Erdene Zuu Monastery was built around 1585 from the stones of the ancient capital city. The monastery has a checkered history shaped by the politics of the region. The temple complex was thriving before the purges that destroyed most of the Buddhist monasteries in Mongolia. It briefly became a museum during Soviet rule and was finally returned to the lamas in 1990.
The three temples inspired by Chinese architectural styles are hard to miss. In the morning, tour groups thronged the narrow entrances of each temple. We joined the free guided tour of the temple complex and tried to follow the monk who gave us a discourse on the history of each temple. I suffered from temple fatigue and my mind wandered pretty soon. Besides, it was hard to keep up with people blocking the doorway.
We didn’t wait till the end of the tour. Once Basil was satisfied with the pictures he had clicked, we proceeded to the Lama Temple. Boggi wanted us to attend the morning chants, but it would delay us by a couple of hours and we had to begin our journey back to Ulaanbaatar. So we skipped the morning prayers and only took a quick look inside.
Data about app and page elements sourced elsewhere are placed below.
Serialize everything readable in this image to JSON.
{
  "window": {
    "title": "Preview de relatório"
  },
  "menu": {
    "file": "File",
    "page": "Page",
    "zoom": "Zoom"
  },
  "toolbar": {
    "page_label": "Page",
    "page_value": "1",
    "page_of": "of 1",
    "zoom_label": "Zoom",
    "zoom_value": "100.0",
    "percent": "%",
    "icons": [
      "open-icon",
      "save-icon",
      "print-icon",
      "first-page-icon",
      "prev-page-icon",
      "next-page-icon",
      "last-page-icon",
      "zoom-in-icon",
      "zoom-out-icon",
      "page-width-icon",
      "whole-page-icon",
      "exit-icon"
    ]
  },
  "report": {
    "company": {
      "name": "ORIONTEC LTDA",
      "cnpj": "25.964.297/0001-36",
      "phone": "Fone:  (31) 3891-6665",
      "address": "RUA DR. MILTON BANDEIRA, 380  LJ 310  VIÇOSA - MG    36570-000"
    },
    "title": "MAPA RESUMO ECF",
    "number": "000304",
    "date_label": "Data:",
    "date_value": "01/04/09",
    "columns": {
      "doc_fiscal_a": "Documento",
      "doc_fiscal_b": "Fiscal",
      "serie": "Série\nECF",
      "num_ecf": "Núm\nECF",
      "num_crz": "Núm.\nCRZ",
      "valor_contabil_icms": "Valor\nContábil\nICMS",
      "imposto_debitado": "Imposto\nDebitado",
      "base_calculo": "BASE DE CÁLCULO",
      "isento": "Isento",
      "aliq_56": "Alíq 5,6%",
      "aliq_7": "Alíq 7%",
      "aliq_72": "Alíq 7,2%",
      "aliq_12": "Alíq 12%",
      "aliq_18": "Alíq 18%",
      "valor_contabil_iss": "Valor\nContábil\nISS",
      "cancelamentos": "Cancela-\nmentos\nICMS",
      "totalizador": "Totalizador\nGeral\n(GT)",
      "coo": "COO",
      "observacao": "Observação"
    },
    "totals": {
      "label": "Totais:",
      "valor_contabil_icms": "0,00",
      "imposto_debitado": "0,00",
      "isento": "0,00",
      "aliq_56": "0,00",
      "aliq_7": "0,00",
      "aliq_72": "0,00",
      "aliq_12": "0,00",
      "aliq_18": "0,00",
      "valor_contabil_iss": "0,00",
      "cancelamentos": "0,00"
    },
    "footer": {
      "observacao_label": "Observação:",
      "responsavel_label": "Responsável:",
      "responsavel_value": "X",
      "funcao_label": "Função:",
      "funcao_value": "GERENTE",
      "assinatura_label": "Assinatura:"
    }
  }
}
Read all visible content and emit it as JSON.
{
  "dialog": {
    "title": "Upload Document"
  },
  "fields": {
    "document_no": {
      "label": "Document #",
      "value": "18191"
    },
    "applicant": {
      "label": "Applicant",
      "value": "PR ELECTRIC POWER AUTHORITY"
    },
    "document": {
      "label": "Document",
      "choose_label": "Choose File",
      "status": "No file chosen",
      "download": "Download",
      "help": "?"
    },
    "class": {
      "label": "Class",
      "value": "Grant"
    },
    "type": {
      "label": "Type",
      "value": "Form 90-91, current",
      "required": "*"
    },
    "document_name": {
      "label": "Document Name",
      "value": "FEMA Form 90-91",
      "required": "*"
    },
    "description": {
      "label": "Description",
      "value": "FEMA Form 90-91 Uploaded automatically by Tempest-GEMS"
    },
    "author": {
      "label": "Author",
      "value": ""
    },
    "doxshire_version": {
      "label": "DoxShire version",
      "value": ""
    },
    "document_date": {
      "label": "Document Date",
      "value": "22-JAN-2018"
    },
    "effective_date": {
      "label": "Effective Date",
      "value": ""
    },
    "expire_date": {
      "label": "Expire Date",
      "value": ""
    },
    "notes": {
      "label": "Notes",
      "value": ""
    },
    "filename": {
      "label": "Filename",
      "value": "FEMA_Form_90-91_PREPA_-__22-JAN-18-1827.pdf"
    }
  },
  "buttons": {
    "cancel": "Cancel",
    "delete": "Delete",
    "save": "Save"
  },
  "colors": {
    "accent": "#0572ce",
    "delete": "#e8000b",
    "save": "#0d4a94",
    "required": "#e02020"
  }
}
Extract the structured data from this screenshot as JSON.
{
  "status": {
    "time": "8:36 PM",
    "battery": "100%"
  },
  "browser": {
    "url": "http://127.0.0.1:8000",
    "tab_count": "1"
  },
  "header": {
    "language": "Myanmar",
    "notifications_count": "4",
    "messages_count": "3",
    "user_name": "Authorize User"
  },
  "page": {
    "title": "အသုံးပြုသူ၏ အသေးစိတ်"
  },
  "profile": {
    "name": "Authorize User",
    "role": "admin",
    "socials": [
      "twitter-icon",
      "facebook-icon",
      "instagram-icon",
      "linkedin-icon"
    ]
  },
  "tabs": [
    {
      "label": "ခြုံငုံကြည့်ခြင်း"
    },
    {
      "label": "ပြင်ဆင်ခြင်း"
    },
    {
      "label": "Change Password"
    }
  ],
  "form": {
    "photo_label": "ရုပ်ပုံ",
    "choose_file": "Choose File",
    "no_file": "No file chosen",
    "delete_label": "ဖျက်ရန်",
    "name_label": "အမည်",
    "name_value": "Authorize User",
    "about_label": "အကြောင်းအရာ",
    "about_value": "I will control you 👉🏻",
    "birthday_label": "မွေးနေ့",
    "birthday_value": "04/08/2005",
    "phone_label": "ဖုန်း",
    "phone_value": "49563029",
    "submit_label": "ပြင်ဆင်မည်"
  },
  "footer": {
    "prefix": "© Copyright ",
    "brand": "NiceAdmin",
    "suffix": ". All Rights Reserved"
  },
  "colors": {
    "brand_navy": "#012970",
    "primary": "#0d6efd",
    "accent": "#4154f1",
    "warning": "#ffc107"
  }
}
The journey from the Erdene Zuu Monastery to Ulaanbaatar took about 5 hours. We made a stop for lunch around noon and continued the rest of the journey without a halt. Although tired, everyone seemed to be in good spirits and we were all eagerly waiting to get back. We got stuck in traffic in Ulaanbataar and Saturday evening isn’t a good time to enter the city. We were just in time to buy tickets and wait in line for the evening performance to begin.
Tumen Ekh: Mongolian National Song and Dance Ensemble
Tumen Ekh was a small theatre and seating is unreserved. It’s important to stand in line and rush for the best seats. We made it to last few rows and had a sea of bobbing heads in front of us. Basil struggled with the photography because an impatient little girl kept jumping right in front of us. As I looked around, I realised: the sun was a great unifier. Everyone who had dared to ditch the comfort of a city hotel — for the life in the countryside — had got rewarded with a kiss from the sun.
I particularly liked the musical performances. The contortion act was fantastic, but too scary for me. I was worried for the girls and hoped the act would sail through without disaster. It takes some time to appreciate the Mongolian throat singing (not in pictures).
After the performance, we rushed to check-in the hotel. We decided to have dinner with our new friends, Saikhna and Boggi. Over the next hour: we cracked jokes like old friends, raised glasses of Chinggis Vodka and Beer, sang songs without knowing the words, and talked about our lives. The masks had come off and it felt great to survive the rough adventure that we had together. It’s also hard to say goodbye when you’re not sure if you would ever meet again…
And if you can’t get enough of Mongolia…
Coming Home to Mongolia (link)
Designer, Saruul Fischer goes back to her roots in this heartwarming documentary about life away from home and breaking stereotypes.
The Eagle Huntress (link)
“Thirteen-year-old Aisholpan trains to become the first female in twelve generations of her nomad family to become an eagle huntress.” IMDb
- Karakorum (UNESCO)
- Tumen Ekh